It’s possible to be in business for years and still not truly know what you’re selling.
The entrepreneurs behind these businesses are constantly creating something new to sell. They’re riffing off old ideas, inventing new ideas out of thin air, and pivoting to new segments of their market to stay afloat.
These businesses are always struggling—even when they’re making good money. They feel uncertain about their courses of action, unable to plan, and uncomfortable with the sustainability of their companies.
The real problem? It’s product-market fit.
“Product-market fit” is when you find a product that the market really wants. Eric Ries, father of the Lean Startup movement, says product-market fit is “the moment when a startup finally finds a widespread set of customers that resonate with its product.” Or as Budget Nerd founder Mark Butler told CoCommercial members, when the yesses start to outweigh the nos.
Now, just because you feel constantly compelled to create something new to sell just to stay afloat doesn’t mean you haven’t found product-market fit. It might mean you’ve ignored it.
Or, it might mean that you have found a core group of customers who would buy anything you create but that none of the things you’ve created yet appeals to a sustainably sized market.
Let’s examine both sides of this product-market fit problem:
1) You haven’t found product-market fit yet.
You’re flitting from idea to idea, not finding much traction, but also making some money so you stick with it. But sticking with it turns into stucking with it.
Your business is stagnant. You’re working harder than you need to. And you see no way to start making more money.
What’s worse: your business has gotten more and more complicated every year. There are 5, 10, or 20 things you could sell but none of them are really contributing in a meaningful way to your bottom line.
You know your can always hustle for more sales and more revenue. You might even have some customers that love everything you do—but any attempt to reach a broader market has failed. Getting your offer into the right hands has just never come easy.
You might be glad to know that the solution isn’t to create something new… again. The solution here is to take one idea and work with it long enough to actually figure out what is going on.
Just because an idea doesn’t work straight out of the gate doesn’t mean it’s the wrong idea. And just because you’ve failed to reach a bigger market doesn’t mean you can’t.
It’s just that every time you start up a new idea, you lose most of your ability to determine what was working—or wasn’t—about your previous idea.
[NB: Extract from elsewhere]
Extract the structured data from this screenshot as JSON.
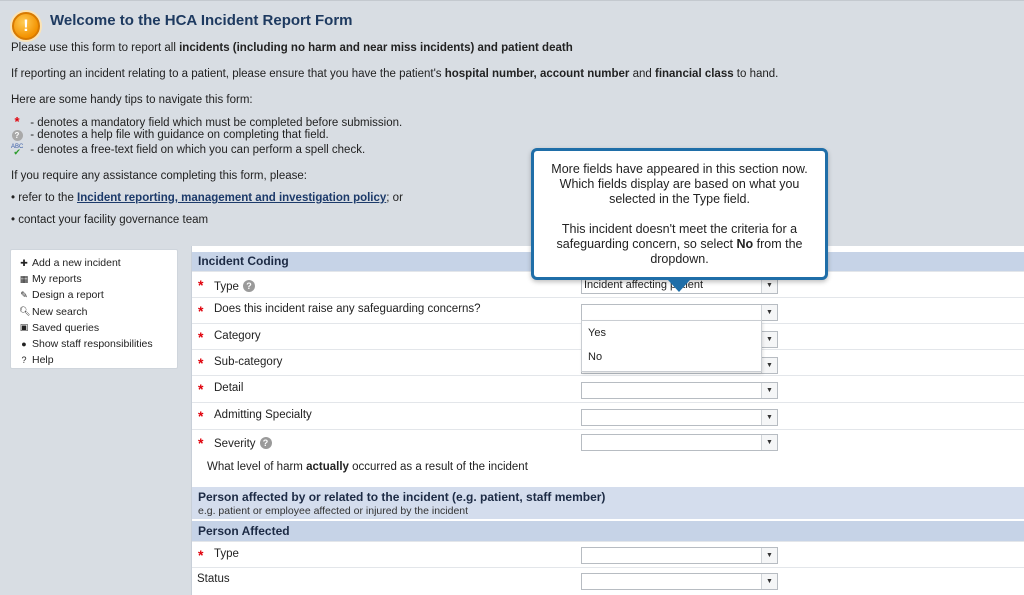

Choose something you’ve had some success with in the past. Then decide on 1 change you want to make to that offer (the format, the positioning, the messaging, the scope, etc…). Form a hypothesis about the result that 1 change will make (more customers interested, less time selling, less hands-on delivery, etc…).
Finally, test your hypothesis by selling your offer. Once you’ve sold it, decide whether you’ve proven your hypothesis or not. Then form a new hypothesis and test again.
I recommend at least 3 iterations of any idea before you scrap it or pivot. Some offers that have gone on to make millions have required many more iterations than that.
2) You’ve found product-market fit and, instead of sticking with it and learning how to accelerate your revenue based on that offer, you went off and made something new…
…again… and again… and again.
This is the real killer. As my old boss would say, “You snatched defeat out of the jaws of victory.”
Here’s the thing: this scenario doesn’t look much different from the first. Your business has grown more complicated, you jump from offer to offer, you’re always creating something new.
But where this scenario is different is that, at some point, you said: “Wow! That was easy, I wish they could all be like that.”
The reason you stuck with creating new things is likely because you have a fear of sticking to one thing, doubling down on what you do, or doing the work to reach people you don’t already have a relationship with. But until you do all of those things, you’re going to spread yourself and your business too thin.
In this case, the course of action is to identify the profitable, marketable product you already have and start paring back the rest of your business model so that all of your resources can be directed toward that offer. Your team is focused on it, your free capital is focused on it, your marketing efforts are focused on it.
The solution isn’t to do more or create more (this is rarely if ever the solution, actually). It’s to do less and create less. This can be incredibly uncomfortable for a creative person. The trick is to find the art in growing the business—and trust me, it’s an art
Unless you’re feeling free & easy with your business and know exactly how to make more money tomorrow, you’re likely finding yourself in one of those 2 scenarios.
So what’s going to be your next move?